Dance parent Shelby Larkin who drives three days a week to Torrington from LaGrange said, “To be honest the year of covid never crossed our minds when we decided to register for classes again this year at 28th Avenue Dance Studio. We moved here in 2018 and our number one priority after finding a church to attend was to find Tessa a great dance studio. We didn’t know anyone to ask around about studios but went on a prayer to 28th Ave. and have been blessed ever since. So, when we found out the studio was going to go ahead with the season we jumped on enrollment! Tessa and I love the education, encouragement, and support she receives with all the teachers! Tessa loves dancing and her love has only grown since our arrival here, she looks forward to every opportunity to attend, if she could go to every single class offered, she would! 28th Av.e is her second home and we have felt the love from the moment we walked into the studio.”
The plan for the new season is to get back to “as normal as possible.” The studio is opening earlier than usual with an Aug. 4 opening date. New 2021-2022 class schedule is already up for parents/adults to register.
“Allow more students in classes, use our regular engaging activities, create interesting choreography, use physical correction and connection, connect with our parents (many didn’t come into our building last season), allow students to be more connected – it’s a connection theme, that is what we missed the most!” exclaimed Stephanie.

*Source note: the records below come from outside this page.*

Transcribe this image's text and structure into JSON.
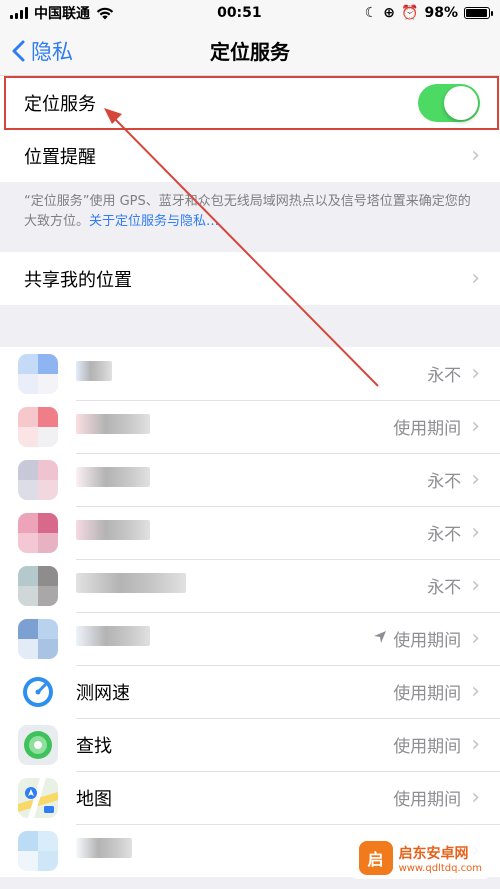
{
  "status": {
    "carrier": "中国联通",
    "time": "00:51",
    "battery": "98%",
    "battery_level": 0.98
  },
  "nav": {
    "back_label": "隐私",
    "title": "定位服务"
  },
  "location_toggle": {
    "label": "定位服务",
    "on": true
  },
  "location_alerts": {
    "label": "位置提醒"
  },
  "note": {
    "text": "“定位服务”使用 GPS、蓝牙和众包无线局域网热点以及信号塔位置来确定您的大致方位。",
    "link": "关于定位服务与隐私…"
  },
  "share": {
    "label": "共享我的位置"
  },
  "apps": [
    {
      "name": "",
      "permission": "永不",
      "blurred": true,
      "arrow": false,
      "colors": [
        "#c5daf7",
        "#8fb4f2",
        "#e9eef9",
        "#f3f3f8"
      ],
      "name_width": 36
    },
    {
      "name": "",
      "permission": "使用期间",
      "blurred": true,
      "arrow": false,
      "colors": [
        "#f6c7cb",
        "#f07e88",
        "#fbe4e6",
        "#f1f1f4"
      ],
      "name_width": 74
    },
    {
      "name": "",
      "permission": "永不",
      "blurred": true,
      "arrow": false,
      "colors": [
        "#c8c9d8",
        "#f0c3d0",
        "#dcdde6",
        "#f3d7df"
      ],
      "name_width": 74
    },
    {
      "name": "",
      "permission": "永不",
      "blurred": true,
      "arrow": false,
      "colors": [
        "#eda4b9",
        "#d8698b",
        "#f4c7d4",
        "#e7b3c2"
      ],
      "name_width": 74
    },
    {
      "name": "",
      "permission": "永不",
      "blurred": true,
      "arrow": false,
      "colors": [
        "#b5c9cc",
        "#8e8c8c",
        "#cfd7d8",
        "#a9a7a8"
      ],
      "name_width": 110
    },
    {
      "name": "",
      "permission": "使用期间",
      "blurred": true,
      "arrow": true,
      "colors": [
        "#7da0d2",
        "#b9d3ef",
        "#e3ecf6",
        "#a8c3e3"
      ],
      "name_width": 74
    },
    {
      "name": "测网速",
      "permission": "使用期间",
      "blurred": false,
      "arrow": false,
      "icon": "speedtest-icon"
    },
    {
      "name": "查找",
      "permission": "使用期间",
      "blurred": false,
      "arrow": false,
      "icon": "find-my-icon"
    },
    {
      "name": "地图",
      "permission": "使用期间",
      "blurred": false,
      "arrow": false,
      "icon": "maps-icon"
    },
    {
      "name": "",
      "permission": "",
      "blurred": true,
      "arrow": false,
      "colors": [
        "#bcdcf6",
        "#d9ecfa",
        "#eef6fc",
        "#cfe6f8"
      ],
      "name_width": 56
    }
  ],
  "watermark": {
    "title": "启东安卓网",
    "url": "www.qdltdq.com",
    "logo": "启"
  },
  "colors": {
    "accent": "#2f7cf6",
    "toggle_on": "#4cd964",
    "annotation": "#d6453a"
  }
}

Another parent who drives many miles each week to enable her child to attend classes is Faith Askin.
“My family and I live north of Jay Em, Wyo., where my husband and I operate a ranching business,” she said. “I grew up being involved in extracurricular activities as a young child and knew I wanted the same for my children. My three-year-old daughter Alpharetta had started dancing to music at home, so I googled dance classes near us, being that we live in a very rural area. 28th Avenue Dance studio showed up as one of my first options! I browsed their website to see what they offered and quickly submitted an email to find out how I could get my child registered for a class! I am a mom of two going on three and my husband and I feel strong about our kids having the opportunity to get involved and learn from others as well as meet new people in life. Our first class, Alpharetta was very hesitant but throughout the year she has grown immensely. Every week she asks when she gets to go to dance. Alpharetta enjoys all the little ones that attend class with her as well as allowing herself to dance with all the props and music.”
“She has really come out of her shell,” added Askin. “I love the atmosphere of this dance studio. Stephanie has never pushed Alpharetta out of her comfort zone, in fact, many of the first parts of class I was able to attend to help her not be afraid. I love the music, the teaching elements, like learning eight beats, counting, moving with the beat of the music and the overall ability to teach children to follow directions and still have fun! I feel that 28th Avenue Dance Studio has really allowed my child to express herself with dance and I love knowing that she is safe and in good hands while they participate in the classes. I feel like the teachers really do well at encouraging each child and helping them feel comfortable and competent! I also really enjoy how they are very attentive to each child as they make progress throughout the class. We hope to attend for as long as Alpharetta would like to.”